In another one of those one-two punch celebrity knockouts, a pair of cultural icons were swept from our midst this week in Whitney Houston and Gary Carter.
Now, I have to confess that as a rocker in the 80's, I followed very little of Ms. Houston. I knew she was Dionne Warwick's niece, and Aretha Frankin's god-daughter, but in all honesty, Top 40 is not my thing, and hasn't been since around 1966.
Most of what I saw about her was emblazoned on the cover of The National Enquirer and The National News Weekly (a personal favorite) discussing the singer's problems with drugs, her husband singer Bobby Brown, or both.
So, I always kind of associated Houston with that paparazzi mentality, but not in a bad way. For, the News Weekly got to be an occasional impulse check out line humor choice of mine when they noted that "the space alien" endorsed Bill Clinton for president both in 1992, and then again for re-election in 1996.
But, there is always that fascination around celebrities who live their dramas before our eyes, and then meet with an untimely demise.
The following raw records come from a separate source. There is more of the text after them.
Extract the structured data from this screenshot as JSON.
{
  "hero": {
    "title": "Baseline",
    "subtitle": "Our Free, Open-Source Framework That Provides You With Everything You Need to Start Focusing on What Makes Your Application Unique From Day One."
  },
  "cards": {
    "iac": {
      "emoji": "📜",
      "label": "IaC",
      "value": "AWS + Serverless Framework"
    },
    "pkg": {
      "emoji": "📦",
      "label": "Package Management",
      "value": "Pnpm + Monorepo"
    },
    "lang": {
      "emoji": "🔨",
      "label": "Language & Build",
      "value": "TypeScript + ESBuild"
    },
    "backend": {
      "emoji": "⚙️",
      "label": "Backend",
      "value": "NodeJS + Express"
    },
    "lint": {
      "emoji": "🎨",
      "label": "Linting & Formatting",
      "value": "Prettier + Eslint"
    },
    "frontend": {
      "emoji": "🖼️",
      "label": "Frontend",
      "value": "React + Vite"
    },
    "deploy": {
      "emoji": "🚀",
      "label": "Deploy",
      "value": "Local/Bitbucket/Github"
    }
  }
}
And while I cannot claim to be able to hum a single Houston hit, I suppose that same fascination with celebrity and flame out exists for me just as those who are more Top 40-bound might have been piqued by the death of Kurt Cobain.
It was surprising to be reminded, though, that Houston serendaded Nelson Mandela, let alone sold $200 million worth of discs (as one who has released one disc, with comparitively modest sales of a couple of hundred, I can only begin to appreciate that total).
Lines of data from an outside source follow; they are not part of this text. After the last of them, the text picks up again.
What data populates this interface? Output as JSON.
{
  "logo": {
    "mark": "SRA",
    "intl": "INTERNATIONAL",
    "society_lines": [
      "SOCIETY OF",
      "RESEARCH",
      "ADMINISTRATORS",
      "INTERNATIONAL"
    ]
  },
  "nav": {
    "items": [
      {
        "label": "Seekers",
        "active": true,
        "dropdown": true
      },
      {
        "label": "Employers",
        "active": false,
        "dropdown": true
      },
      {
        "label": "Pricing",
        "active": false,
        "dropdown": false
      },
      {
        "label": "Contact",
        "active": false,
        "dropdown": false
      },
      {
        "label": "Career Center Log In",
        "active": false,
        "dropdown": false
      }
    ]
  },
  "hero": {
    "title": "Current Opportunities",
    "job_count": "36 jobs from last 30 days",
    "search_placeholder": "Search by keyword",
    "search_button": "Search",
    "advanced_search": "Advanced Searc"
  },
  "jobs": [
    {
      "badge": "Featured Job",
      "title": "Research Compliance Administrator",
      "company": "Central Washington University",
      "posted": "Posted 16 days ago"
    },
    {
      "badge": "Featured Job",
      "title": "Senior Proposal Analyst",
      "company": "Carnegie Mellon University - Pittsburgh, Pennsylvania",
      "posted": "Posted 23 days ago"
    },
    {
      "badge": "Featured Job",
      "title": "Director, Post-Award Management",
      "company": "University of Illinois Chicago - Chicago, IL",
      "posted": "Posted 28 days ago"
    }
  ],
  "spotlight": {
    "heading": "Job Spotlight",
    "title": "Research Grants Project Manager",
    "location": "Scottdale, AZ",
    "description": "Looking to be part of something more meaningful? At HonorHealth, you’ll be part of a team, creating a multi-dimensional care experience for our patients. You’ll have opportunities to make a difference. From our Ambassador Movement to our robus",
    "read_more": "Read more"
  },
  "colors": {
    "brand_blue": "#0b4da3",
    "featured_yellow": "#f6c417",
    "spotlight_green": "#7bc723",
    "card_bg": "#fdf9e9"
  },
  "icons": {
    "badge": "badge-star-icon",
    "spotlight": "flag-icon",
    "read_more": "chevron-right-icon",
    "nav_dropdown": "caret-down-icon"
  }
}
But, the whole thing is another sober reminder of how elusive happiness can be, irrespective of success.
Which brings me to the passing of Carter, who at least publicly always seemed happy.
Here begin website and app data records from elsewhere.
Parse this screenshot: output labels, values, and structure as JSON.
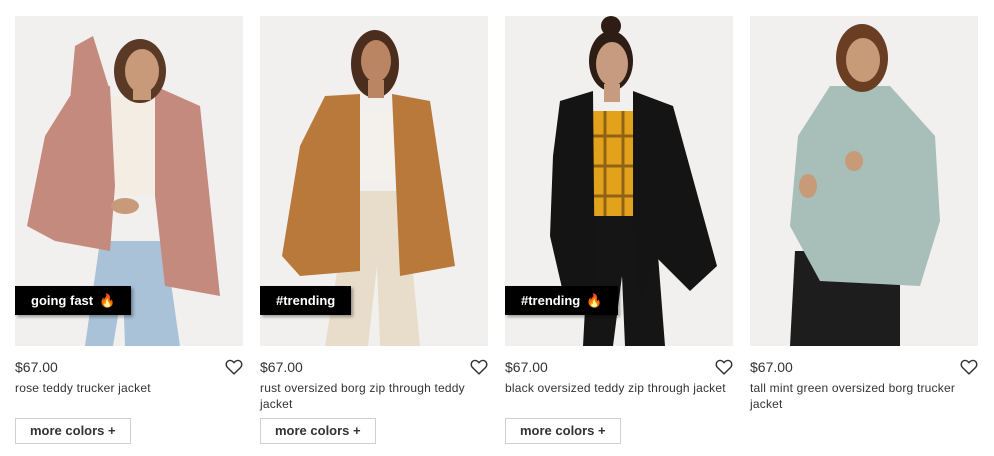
{
  "products": [
    {
      "badge": "going fast",
      "badge_icon": "flame-icon",
      "price": "$67.00",
      "name": "rose teddy trucker jacket",
      "more_label": "more colors +",
      "jacket_color": "#c48a7e",
      "top_color": "#f3ede4",
      "pants_color": "#a9c2d8",
      "hair_color": "#5a3a26",
      "skin_color": "#c99a7a"
    },
    {
      "badge": "#trending",
      "badge_icon": "",
      "price": "$67.00",
      "name": "rust oversized borg zip through teddy jacket",
      "more_label": "more colors +",
      "jacket_color": "#b8793a",
      "top_color": "#f4f1ec",
      "pants_color": "#e8ddcb",
      "hair_color": "#4a2d1c",
      "skin_color": "#b98562"
    },
    {
      "badge": "#trending",
      "badge_icon": "flame-icon",
      "price": "$67.00",
      "name": "black oversized teddy zip through jacket",
      "more_label": "more colors +",
      "jacket_color": "#141414",
      "top_color": "#e3a21c",
      "pants_color": "#151515",
      "hair_color": "#2d1d14",
      "skin_color": "#c79b7f"
    },
    {
      "badge": "",
      "badge_icon": "",
      "price": "$67.00",
      "name": "tall mint green oversized borg trucker jacket",
      "more_label": "",
      "jacket_color": "#a7bfb8",
      "top_color": "#a7bfb8",
      "pants_color": "#1d1d1d",
      "hair_color": "#6a3e22",
      "skin_color": "#c79a78"
    }
  ]
}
Known as the "Kid," Carter, along with comtemporaries Johnny Bench and Carlton Fisk, redefined the catching position in the late 70's, bringing the ability to hit for average and for power, play ridiciulously fine defense, along with those more mysterious leadership skills, to the game as all three led their teams to success.
Though Carter's biggest moment came when he played for the Mets in 1986 (would things have been different had Fisk still been a Red Sox?), I will always associate the Kid with the 1981 Montreal Expos, one of the best teams never to win a pennant.
Along with Ellis Valentine, Warren Cromartie, Tim Raines, Steve Rogers, Andre Dawson, Tim Wallach, and Jeff Reardon, Carter was among a core team of young up-and-comers that offered so much promise, and whose talent seemed so limitless at the time.
Alas, 1981, the first truly strike torn year, when the Expos had the world in their hands--although the Reds with Bench, had the best record, though they never even got to play in the post-season--in many ways marked the end of the innocence of yet another baseball era.
As with the advent of radio, and then television, both of which brought the game to us in ways never before imagined, in 1981 Strat-O-Matic and APBA still ruled the table tops. This was just before Daniel Okrent reinvented our lives, and before the personal computer and satellite TV and the Internet and commissioner services with their instant stat gratification. It was certainly before any of us could imagine Iphones, let alone the apps that now rule over large portions of our lives.
Not that I am feeling nostalgic about it, for I imagine every generation, as they age, thinks of a time when they were younger and things seemed simpler, and well the game of baseball was better played. Or, at least different.
To me, there is still a taste of naiveté that went with the joy with which Carter was imbued at the time.
And, that is not such a bad memory.